The day before quarantine began here, the last day the hardware store was open, I bought a flat of baby lettuces and bags of soil with pictures of the sorts of plants I was hoping to grow on them, and a bottle of seaweed fertilizer, and some hastily selected packets of seeds: more lettuces (my victory garden might help prevent me losing my mind, but it is not going to be keeping anyone alive) and Premium Singvogel Nährpflanzen for songbirds and Bienen- und Hummelmagnet for bees. I read about hardening off starts on the internet and looked for a gardening book to order before I remembered I don’t have an address. I planted rosemary and lavender and oregano in pots reappropriated from the detritus-strewn plot of our ex-neighbor, who got kicked out of the campground last year for failing to pay his rent (which is not such a big problem for the secretly soft-hearted campingplatz landlady) and being an asshole (which is). I spent weeks pulling out years-accreted infestations of blackberries, a brutal, cathartic, and immensely satisfying labor. Now I am waiting for the nights to warm and the spring rain to come so I can plant my wildflowers.

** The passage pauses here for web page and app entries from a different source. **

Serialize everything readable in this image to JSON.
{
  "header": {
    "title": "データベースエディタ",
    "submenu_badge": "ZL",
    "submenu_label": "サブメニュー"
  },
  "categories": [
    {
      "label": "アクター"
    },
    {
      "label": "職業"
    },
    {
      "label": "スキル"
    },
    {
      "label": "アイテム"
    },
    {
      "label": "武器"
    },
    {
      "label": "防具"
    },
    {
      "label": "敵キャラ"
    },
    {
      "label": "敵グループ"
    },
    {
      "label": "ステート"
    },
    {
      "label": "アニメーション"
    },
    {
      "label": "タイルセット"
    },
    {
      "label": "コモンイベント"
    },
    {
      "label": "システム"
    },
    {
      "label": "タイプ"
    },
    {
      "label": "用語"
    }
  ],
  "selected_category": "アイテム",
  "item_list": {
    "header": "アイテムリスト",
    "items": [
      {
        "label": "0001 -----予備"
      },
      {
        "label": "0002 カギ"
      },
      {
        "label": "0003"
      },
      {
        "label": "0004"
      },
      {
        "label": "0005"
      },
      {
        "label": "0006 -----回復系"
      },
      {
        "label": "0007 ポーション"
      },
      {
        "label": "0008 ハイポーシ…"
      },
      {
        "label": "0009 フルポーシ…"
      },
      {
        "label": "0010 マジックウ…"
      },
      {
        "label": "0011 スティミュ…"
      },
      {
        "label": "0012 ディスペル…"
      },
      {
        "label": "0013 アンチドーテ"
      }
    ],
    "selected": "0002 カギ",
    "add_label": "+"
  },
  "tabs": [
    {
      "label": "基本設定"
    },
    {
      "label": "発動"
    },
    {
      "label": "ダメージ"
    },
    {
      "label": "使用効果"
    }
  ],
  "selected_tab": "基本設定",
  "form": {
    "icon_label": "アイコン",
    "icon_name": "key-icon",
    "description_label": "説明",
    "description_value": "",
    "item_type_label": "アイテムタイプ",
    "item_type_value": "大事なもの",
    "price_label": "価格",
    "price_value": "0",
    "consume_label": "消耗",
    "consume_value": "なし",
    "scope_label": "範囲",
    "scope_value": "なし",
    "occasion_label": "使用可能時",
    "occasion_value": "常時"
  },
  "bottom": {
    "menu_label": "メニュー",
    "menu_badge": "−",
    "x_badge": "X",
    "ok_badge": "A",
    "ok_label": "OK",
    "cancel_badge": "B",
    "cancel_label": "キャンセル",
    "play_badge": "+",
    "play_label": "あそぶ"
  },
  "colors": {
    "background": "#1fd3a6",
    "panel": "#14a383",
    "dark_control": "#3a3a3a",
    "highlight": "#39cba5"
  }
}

Most days I can tell myself I am fine. It is only that I sleep too much and have trouble with my motivation, or I cry when I look at twitter for too long. Yesterday M drove into town to play drums alone in his band-practice room, unused since quarantine began. I went with him and walked by myself for a long time through the deserted industrial part of the city down to the harbor. The sky was clear, the wind off the water almost festive.
And then I looked at all the other people walking singly or in pairs at careful distances, and a huge sheeting gust of rage blew through me, a wild fury at all those sun-gilt citizens moving freely on their wholesome walks in this well-nourished corner of Germany where hardly anyone is sick and very few people have died, these fucking people with their fucking health insurance and their extra fucking hospital beds, their paid sick leave, their government-bounty unemployment, their fucking grocery stores abundant with beautiful cheap vegetables rung up by masked and gloved clerks protected behind new-built Plexiglas booths, and there I was, sobbing alone in the bright sunlight like a mad atticked wife, so angry I thought I would catch fire.
After a while I made my way back to the practice space on a long circuitous route through an unfamiliar part of the city without using my phone, because I am reading a book that describes studies showing that the hippocampus atrophies in human beings who rely exclusively on GPS to navigate. I walked past new condos and old warehouses upcycled into now-shuttered chic cafés and design firms and a fancy plant store on the façade of which was written in English, in elegant chalk script, To plant a garden is to believe in tomorrow. I thought maybe German is not the language for such corny aphorisms but actually it’s an Audrey Hepburn quote. Last week I made a bed for my lettuces out of fallen branches and hardware-store dirt; I put them out too early but most of them are surviving anyway. I can have a nice salad in a few months, if I’m still here.
The little bird who fights himself in the window every morning is still at it. M named him Gregor. Gregor! I say to him every day. Gregor, go out into the world and be merry, there is no quarantine for birds.
But we’re all doing the best we can, in this endless in-between. I hope, wherever you are, something is blooming nearby.
Fig. 2: Social distance.